Incidence and predictors of postoperative nausea and vomiting in children undergoing electrophysiology ablation procedures.
BACKGROUND: Postoperative nausea and vomiting remains a significant concern for patients undergoing general anesthesia for percutaneous radiofrequency catheter ablation and cryoablation for tachyarrhythmias.
AIM: Our objective was to examine the incidence and risk factors for nausea and vomiting in the recovery room.
METHODS: Children aged > 2 and ≤ 18 years who underwent general anesthesia for a percutaneous radiofrequency catheter ablation or cryoablation for a tachyarrhythmia between January 1, 2013, and January 1, 2016, were retrospectively reviewed.
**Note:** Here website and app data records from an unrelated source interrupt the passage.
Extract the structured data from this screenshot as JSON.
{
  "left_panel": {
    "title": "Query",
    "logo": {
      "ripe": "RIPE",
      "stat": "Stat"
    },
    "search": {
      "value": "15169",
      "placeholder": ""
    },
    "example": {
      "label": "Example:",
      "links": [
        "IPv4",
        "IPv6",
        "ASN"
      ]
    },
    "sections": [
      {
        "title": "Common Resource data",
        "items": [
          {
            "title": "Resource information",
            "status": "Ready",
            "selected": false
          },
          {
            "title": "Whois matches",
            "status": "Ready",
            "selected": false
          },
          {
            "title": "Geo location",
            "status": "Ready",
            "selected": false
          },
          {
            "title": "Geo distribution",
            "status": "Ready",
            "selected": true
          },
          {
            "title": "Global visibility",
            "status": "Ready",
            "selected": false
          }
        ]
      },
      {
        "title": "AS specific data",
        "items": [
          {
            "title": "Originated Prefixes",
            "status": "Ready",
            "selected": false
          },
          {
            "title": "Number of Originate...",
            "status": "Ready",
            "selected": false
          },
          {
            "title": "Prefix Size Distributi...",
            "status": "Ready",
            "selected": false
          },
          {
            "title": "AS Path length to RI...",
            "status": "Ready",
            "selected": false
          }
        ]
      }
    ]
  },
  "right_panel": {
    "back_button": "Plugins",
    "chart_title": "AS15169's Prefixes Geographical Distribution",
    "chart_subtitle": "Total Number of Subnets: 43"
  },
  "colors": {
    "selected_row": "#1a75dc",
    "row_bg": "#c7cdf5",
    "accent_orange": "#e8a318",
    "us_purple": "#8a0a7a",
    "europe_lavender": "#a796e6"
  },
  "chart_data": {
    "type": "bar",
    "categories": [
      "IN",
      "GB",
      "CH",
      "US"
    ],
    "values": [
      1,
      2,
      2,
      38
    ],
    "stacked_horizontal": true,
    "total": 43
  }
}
Outcomes included postoperative nausea, vomiting, and a composite of postoperative nausea and vomiting in the recovery room.
RESULTS: We identified 611 patients with a mean age of 13.3 ± 3.9 years, 54.5% male, and a mean length of anesthesia was 3.9 ± 1.0 hours. Vomiting or retching in the postanesthesia care unit occurred in 7.4% of patients and nausea in an additional 12.4%. A composite of nausea and vomiting occurred in 95 patients (15.5%). On multivariable analysis, a subhypnotic propofol infusion (OR 0.45, 95% CI 0.23-0.88, P = .019) and shorter anesthetic duration (OR 0.81 per 30 minutes, 95% CI 0.70-0.94, P = .006) were independently associated with less vomiting in the recovery room. A history of PONV (OR 2.24, 95% CI 1.24-4.05, P = .007) was independently associated with a composite of nausea and vomiting in the recovery room.
CONCLUSIONS: A shorter anesthetic time and a subhypnotic propofol infusion were predictive of a lower rate of postoperative vomiting in patients undergoing general anesthesia for electrophysiologic ablation procedures.
Lee Y, Banooni A, Yuki K, Staffa SJ, DiNardo JA, Brown ML. Incidence and predictors of postoperative nausea and vomiting in children undergoing electrophysiology ablation procedures. Paediatr Anaesth. 2020 Feb;30(2):147-152. doi: 10.1111/pan.13797. Epub 2020 Jan 14. PMID: 31869854.